What’s good guys, It’s Aero and we’re back in the lab again for some discussion about competitive team building, and some of the key ideas to consider when you are choosing your first ‘mons. This will be a part of an on-going series where I touch upon many of the different aspects of building, culminating in a freshly made team that will hopefully find some success in OU.
To start, I want to take you back to PUCL Episode 78, where yours truly discussed this same topic with Thatch. I spoke about the importance that roles play, and how each Pokemon should serve a specific function, as well as the fact that they should have some sort of synergy. We’re going to expand on what synergy is, and the different ways it can manifest on a team.
The interaction or cooperation of two or more organizations, substances, or other agents to produce a combined effect greater than the sum of their separate effects.
So what does this mean for Pokemon? Simply put, it means that two or more Pokemon should be able to complement each other, in such a way that they help deal with the opposing threats that either wall or KO them. Without synergy, a team can struggle to find ways to break through a Pokemon or combination of them, or alternatively be completely swept by a Pokemon. For the purpose of this discussion, we’re going to be looking at two different ways synergy can manifest: Type Synergy and Counter Synergy.
This is probably the synergy that most people are familiar with, and the easiest to understand. As the name implies, Type Synergy allows two or more Pokemon to compliment each other’s resistances, creating opportunities to force switches, or to hit back with moves that can threaten the opponent. One of the most time honored type cores is the Fire/Water/Grass Core, so let’s have a look at a recent iteration of it.

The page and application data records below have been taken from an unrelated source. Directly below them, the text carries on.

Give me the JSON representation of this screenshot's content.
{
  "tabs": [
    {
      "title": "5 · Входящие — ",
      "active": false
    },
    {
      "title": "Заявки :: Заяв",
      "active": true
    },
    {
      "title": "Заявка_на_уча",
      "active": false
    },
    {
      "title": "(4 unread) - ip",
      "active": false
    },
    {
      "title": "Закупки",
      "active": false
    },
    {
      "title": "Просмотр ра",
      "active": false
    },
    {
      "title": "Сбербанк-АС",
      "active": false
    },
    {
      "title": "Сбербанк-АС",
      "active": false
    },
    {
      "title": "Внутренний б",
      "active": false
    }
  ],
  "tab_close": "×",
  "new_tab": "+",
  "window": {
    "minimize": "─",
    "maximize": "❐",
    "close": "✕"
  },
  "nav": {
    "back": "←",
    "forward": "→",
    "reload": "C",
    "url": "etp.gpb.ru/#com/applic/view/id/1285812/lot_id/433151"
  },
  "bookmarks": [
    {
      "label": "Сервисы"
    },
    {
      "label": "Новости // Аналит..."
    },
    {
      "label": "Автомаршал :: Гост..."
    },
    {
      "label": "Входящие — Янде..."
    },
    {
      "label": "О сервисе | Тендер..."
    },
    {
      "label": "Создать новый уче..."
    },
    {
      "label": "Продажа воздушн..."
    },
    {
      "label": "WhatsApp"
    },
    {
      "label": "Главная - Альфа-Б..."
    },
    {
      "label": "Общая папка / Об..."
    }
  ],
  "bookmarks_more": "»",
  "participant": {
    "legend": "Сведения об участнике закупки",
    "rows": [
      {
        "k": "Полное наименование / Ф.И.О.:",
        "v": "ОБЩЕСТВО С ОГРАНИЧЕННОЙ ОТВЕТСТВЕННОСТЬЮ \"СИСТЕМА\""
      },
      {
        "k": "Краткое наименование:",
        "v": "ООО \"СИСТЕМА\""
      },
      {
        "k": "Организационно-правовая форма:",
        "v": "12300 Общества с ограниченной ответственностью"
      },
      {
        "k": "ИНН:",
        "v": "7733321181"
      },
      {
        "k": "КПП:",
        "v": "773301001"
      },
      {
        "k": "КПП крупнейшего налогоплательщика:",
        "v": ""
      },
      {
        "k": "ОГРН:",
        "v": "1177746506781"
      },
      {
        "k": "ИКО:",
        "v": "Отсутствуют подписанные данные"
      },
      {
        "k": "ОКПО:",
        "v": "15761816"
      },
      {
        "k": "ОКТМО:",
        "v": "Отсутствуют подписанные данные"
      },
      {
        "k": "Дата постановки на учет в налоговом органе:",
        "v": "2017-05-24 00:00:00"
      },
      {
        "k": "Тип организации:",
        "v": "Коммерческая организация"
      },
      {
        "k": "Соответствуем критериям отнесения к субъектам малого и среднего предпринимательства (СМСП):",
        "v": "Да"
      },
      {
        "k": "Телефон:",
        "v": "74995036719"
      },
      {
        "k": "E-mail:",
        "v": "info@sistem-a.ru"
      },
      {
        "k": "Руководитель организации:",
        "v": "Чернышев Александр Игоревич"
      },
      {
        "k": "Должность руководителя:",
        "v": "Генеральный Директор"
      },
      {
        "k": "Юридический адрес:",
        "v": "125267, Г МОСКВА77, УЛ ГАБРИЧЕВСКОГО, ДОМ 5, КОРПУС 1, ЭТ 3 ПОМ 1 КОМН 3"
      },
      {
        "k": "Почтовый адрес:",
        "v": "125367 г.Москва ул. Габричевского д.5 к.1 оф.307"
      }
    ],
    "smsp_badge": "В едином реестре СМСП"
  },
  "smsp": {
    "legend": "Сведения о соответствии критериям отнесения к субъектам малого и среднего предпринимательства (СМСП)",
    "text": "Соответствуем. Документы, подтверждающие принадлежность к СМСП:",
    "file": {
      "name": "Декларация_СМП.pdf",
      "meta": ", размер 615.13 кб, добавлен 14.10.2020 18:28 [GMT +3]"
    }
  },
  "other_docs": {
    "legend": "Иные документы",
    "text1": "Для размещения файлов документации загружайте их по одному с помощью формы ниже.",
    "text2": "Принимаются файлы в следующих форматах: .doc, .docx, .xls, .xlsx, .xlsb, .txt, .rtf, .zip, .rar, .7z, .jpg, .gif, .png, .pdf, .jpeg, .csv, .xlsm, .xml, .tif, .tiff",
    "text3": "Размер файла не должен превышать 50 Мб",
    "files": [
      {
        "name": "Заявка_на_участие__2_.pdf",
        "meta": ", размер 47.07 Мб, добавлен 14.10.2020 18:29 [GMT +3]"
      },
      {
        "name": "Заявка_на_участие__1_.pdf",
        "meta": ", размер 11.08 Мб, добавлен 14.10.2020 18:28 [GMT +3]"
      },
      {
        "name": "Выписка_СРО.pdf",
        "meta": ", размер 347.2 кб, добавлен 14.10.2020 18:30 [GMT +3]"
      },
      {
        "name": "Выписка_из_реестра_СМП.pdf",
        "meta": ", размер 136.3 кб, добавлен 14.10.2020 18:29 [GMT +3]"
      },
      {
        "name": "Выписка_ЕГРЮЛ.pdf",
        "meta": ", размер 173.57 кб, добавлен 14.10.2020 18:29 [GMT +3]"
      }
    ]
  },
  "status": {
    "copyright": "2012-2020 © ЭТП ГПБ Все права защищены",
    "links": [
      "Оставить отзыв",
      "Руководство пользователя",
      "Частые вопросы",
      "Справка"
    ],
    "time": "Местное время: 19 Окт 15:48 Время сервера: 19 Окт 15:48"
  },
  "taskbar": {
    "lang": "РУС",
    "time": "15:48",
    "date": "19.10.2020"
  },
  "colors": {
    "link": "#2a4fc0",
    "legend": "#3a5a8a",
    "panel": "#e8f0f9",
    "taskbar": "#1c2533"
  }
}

So this is a pretty nasty combination of bulky ‘mons, who are taking advantage of each other’s weaknesses to utilize a combination of status + hazards to slowly whittle down the opponent. A threatening ground type like Zygarde can safely be checked by Tangrowth, while Heatran can absorb any fire moves that come from powerful sweepers like Volcarona, and Gastrodon completes the loop by eating physical attacks for breakfast, causing havoc with a well-placed Scald or Toxic.

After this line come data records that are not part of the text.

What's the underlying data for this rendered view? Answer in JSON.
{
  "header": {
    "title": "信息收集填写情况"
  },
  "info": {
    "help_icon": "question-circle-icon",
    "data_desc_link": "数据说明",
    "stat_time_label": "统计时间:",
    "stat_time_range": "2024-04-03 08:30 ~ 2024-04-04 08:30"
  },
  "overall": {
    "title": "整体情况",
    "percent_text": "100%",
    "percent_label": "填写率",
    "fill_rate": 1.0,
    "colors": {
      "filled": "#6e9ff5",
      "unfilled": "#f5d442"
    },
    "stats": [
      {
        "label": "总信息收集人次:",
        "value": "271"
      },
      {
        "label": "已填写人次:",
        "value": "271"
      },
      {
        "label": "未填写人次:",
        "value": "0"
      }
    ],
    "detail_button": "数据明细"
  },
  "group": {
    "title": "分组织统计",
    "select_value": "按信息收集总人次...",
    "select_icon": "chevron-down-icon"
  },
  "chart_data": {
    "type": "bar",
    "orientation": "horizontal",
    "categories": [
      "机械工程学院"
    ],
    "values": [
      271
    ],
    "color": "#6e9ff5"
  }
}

This is an example of a defensive core, and relies on pressuring switches to function best. But even for this iron wall of Pokemon, a wallbreaking Charizard Y set that sports Fire Blast, Focus Blast, and Solarbeam can clean through this team thus far. That’s certainly something we’ll keep in mind, as we discuss how to patch those holes up in future articles.

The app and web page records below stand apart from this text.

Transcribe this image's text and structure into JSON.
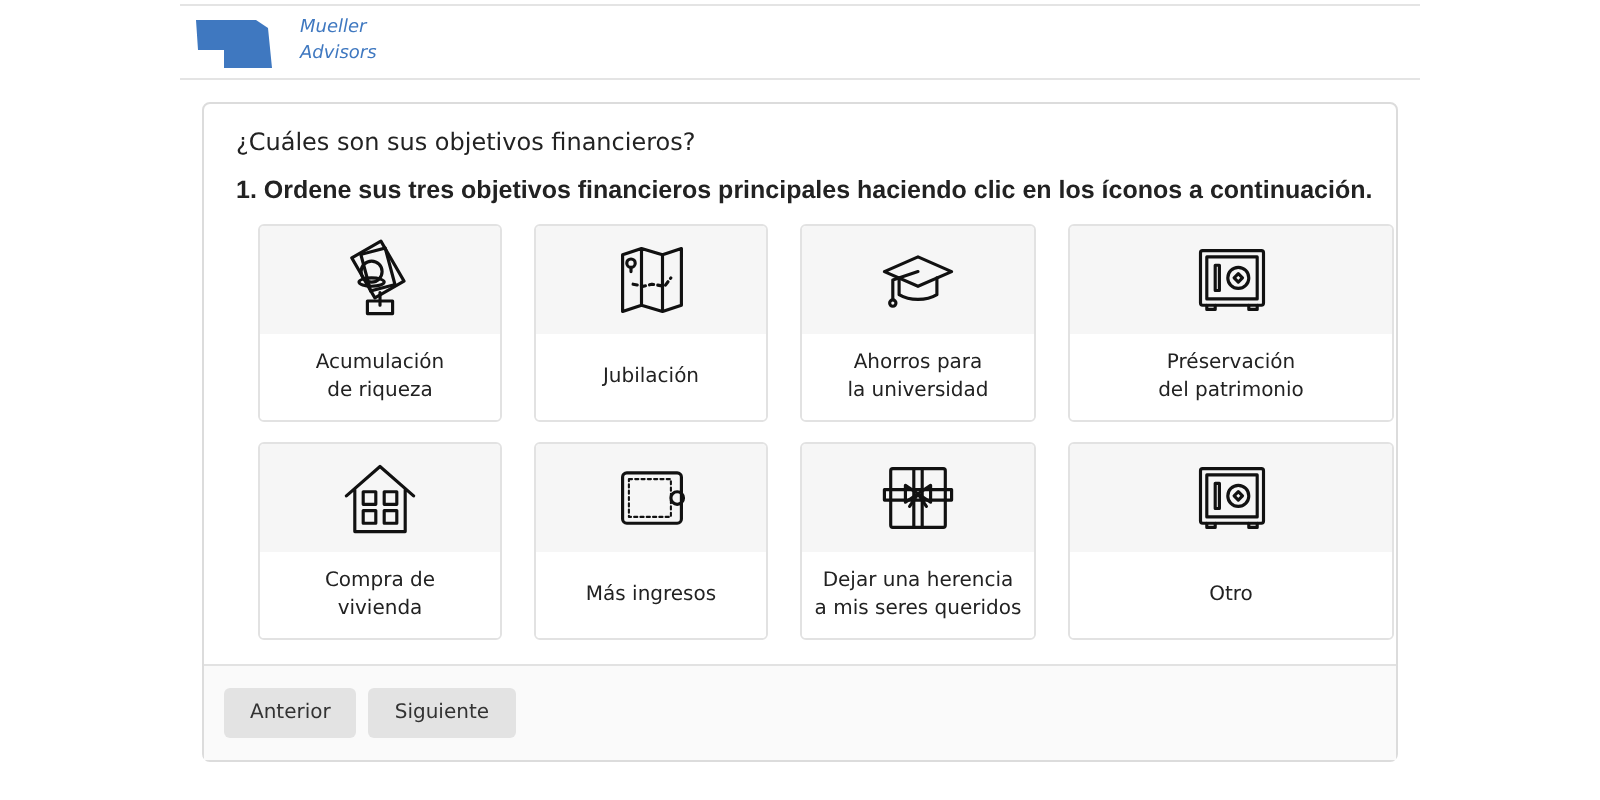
{
  "header": {
    "logo_lines": [
      "Mueller",
      "Advisors"
    ]
  },
  "question": "¿Cuáles son sus objetivos financieros?",
  "instruction": "1. Ordene sus tres objetivos financieros principales haciendo clic en los íconos a continuación.",
  "options": [
    {
      "kind": "money",
      "lines": [
        "Acumulación",
        "de riqueza"
      ]
    },
    {
      "kind": "map",
      "lines": [
        "Jubilación"
      ]
    },
    {
      "kind": "cap",
      "lines": [
        "Ahorros para",
        "la universidad"
      ]
    },
    {
      "kind": "safe",
      "lines": [
        "Préservación",
        "del patrimonio"
      ]
    },
    {
      "kind": "house",
      "lines": [
        "Compra de",
        "vivienda"
      ]
    },
    {
      "kind": "wallet",
      "lines": [
        "Más ingresos"
      ]
    },
    {
      "kind": "gift",
      "lines": [
        "Dejar una herencia",
        "a mis seres queridos"
      ]
    },
    {
      "kind": "safe",
      "lines": [
        "Otro"
      ]
    }
  ],
  "buttons": [
    "Anterior",
    "Siguiente"
  ]
}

Although this can appear as if it is type synergy, it involves much more than simply resisting a hit to really work well. Counter Synergy more specifically aims to have two Pokemon remove each other’s counters completely, breaking holes in your opponent’s team, and either offensively sweeping through them or defensively stalling them out. For this example we’ll use an offensive core, since I think it lends itself better to showing how it performs.
This is a take on the idea of type spamming, which involves utilizing the physical and special coverage a type provides to clean through a variety of defensive checks. This version called BirdSpam (ironically neither of them are birds) takes advantage of the Physical damage Swords Dance Mega-Pinsir can do, and is complemented by offensive Autotomize Celesteela to resist Pinsir checks like Tapu Lele. Flynium Z is an ideal item on Celesteela, allowing it to secure KOs and guarantee that Beast Boost, paving the way for the rest of your team.
Once again, certain conditions need to be met to allow this core to perform best. Tapu Koko is a clear threat, so something that can safely trap and remove it such as Dugtrio would pair with BirdSpam nicely.